Alberta working on ’60s Scoop apology

The Canadian Press

EDMONTON–Alberta is crafting a formal apology to indigenous people for the infamous ’60s Scoop.
Children’s Services minister Danielle Larivee says the government will hold six sessions around the province starting later this month to hear from survivors.
Larivee said the information will form the foundation of a formal government apology, and guide future actions on reconciliation and healing.
Starting in the 1960s, an estimated 20,000 indigenous children were taken by child-welfare agents and put into the care of non-indigenous families in Canada and the United States.
They were taken on the premise that they would receive better care but instead were stripped of their language, culture, and traditions.

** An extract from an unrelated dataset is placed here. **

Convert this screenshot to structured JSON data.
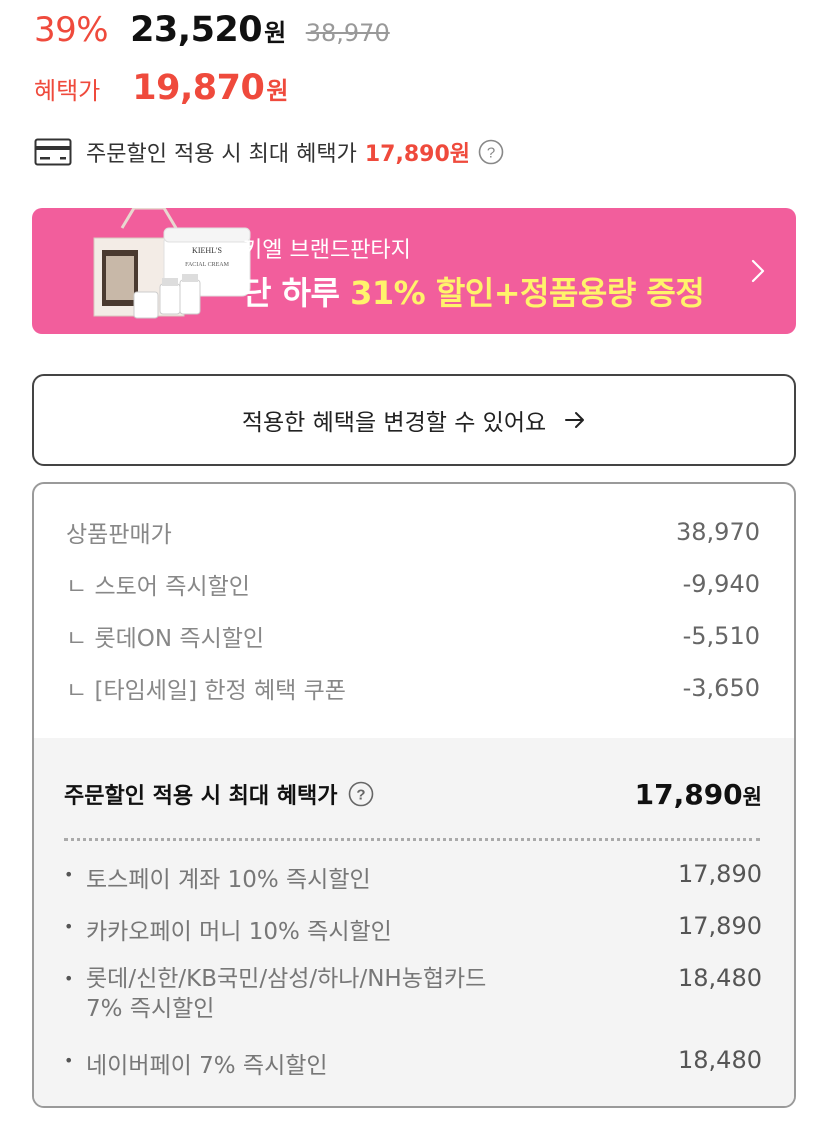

Many survivors also have said they were abused by their adoptive families.
In 2015, Manitoba became the first province to formally apologize for the trauma suffered by children removed from their homes.

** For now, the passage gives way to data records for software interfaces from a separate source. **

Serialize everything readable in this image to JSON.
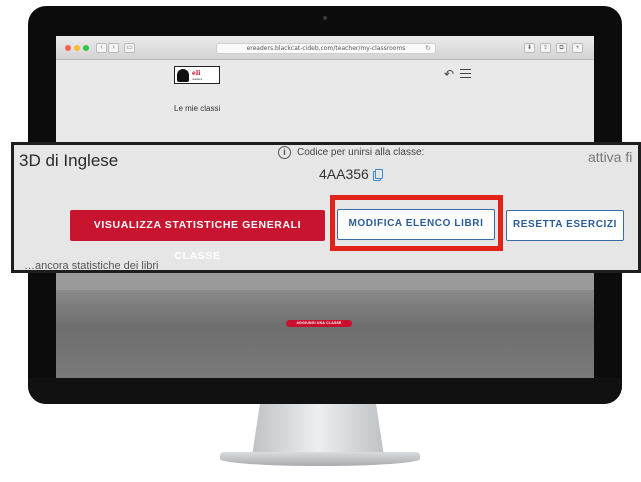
{
  "browser": {
    "url": "ereaders.blackcat-cideb.com/teacher/my-classrooms",
    "back_symbol": "‹",
    "forward_symbol": "›",
    "sidebar_symbol": "▭",
    "reload_symbol": "↻",
    "toolbar_icons": [
      "⬇",
      "⇪",
      "⧉",
      "+"
    ]
  },
  "app": {
    "logo_text": "eli",
    "logo_subtext": "readers",
    "back_symbol": "↶",
    "page_title": "Le mie classi",
    "add_class_label": "AGGIUNGI UNA CLASSE"
  },
  "classroom": {
    "name": "3D di Inglese",
    "code_label": "Codice per unirsi alla classe:",
    "info_symbol": "i",
    "code": "4AA356",
    "status_text": "attiva fi",
    "buttons": {
      "stats": "VISUALIZZA STATISTICHE GENERALI CLASSE",
      "edit_books": "MODIFICA ELENCO LIBRI",
      "reset": "RESETTA ESERCIZI"
    },
    "cut_text": "…ancora statistiche dei libri"
  },
  "colors": {
    "accent_red": "#c8142e",
    "highlight_red": "#e2231a",
    "outline_blue": "#3a6aa4",
    "copy_icon_blue": "#3a8ad6"
  },
  "icons": {
    "copy": "copy-icon",
    "info": "info-icon",
    "menu": "hamburger-menu-icon",
    "back": "back-arrow-icon"
  }
}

Saskatchewan Premier Brad Wall has said he is ready to apologize at any time or place chosen by the Federation of Sovereign Indigenous Nations that represents First Nations in the province.
But he doesn’t agree with the federation’s request for provincial compensation.

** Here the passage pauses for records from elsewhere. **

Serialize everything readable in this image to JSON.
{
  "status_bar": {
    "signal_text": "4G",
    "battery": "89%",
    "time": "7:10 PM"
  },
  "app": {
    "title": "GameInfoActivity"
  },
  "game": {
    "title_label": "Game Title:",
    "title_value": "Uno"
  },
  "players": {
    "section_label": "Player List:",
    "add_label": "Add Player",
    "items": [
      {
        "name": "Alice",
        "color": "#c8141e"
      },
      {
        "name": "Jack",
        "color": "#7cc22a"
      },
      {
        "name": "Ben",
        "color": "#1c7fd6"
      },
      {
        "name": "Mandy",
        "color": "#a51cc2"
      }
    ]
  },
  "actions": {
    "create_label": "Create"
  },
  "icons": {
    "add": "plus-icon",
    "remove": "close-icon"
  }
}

The federal government already has pledged to pay up to $800 million to indigenous survivors across Canada.
Larivee said the meetings are critical.
“Healing can only begin when we truly understand this heart-breaking historical injustice,” she said yesterday in a news release.
“That’s why we need to listen to survivors and families about what a meaningful apology should look like.
“These sessions are an important opportunity to learn from survivors about how the ’60s Scoop has impacted indigenous communities and inform the actions we will take moving forward in the spirit of reconciliation,” she added.
Sessions are to begin Jan. 18 in Peace River and wrap up March 1 in Edmonton.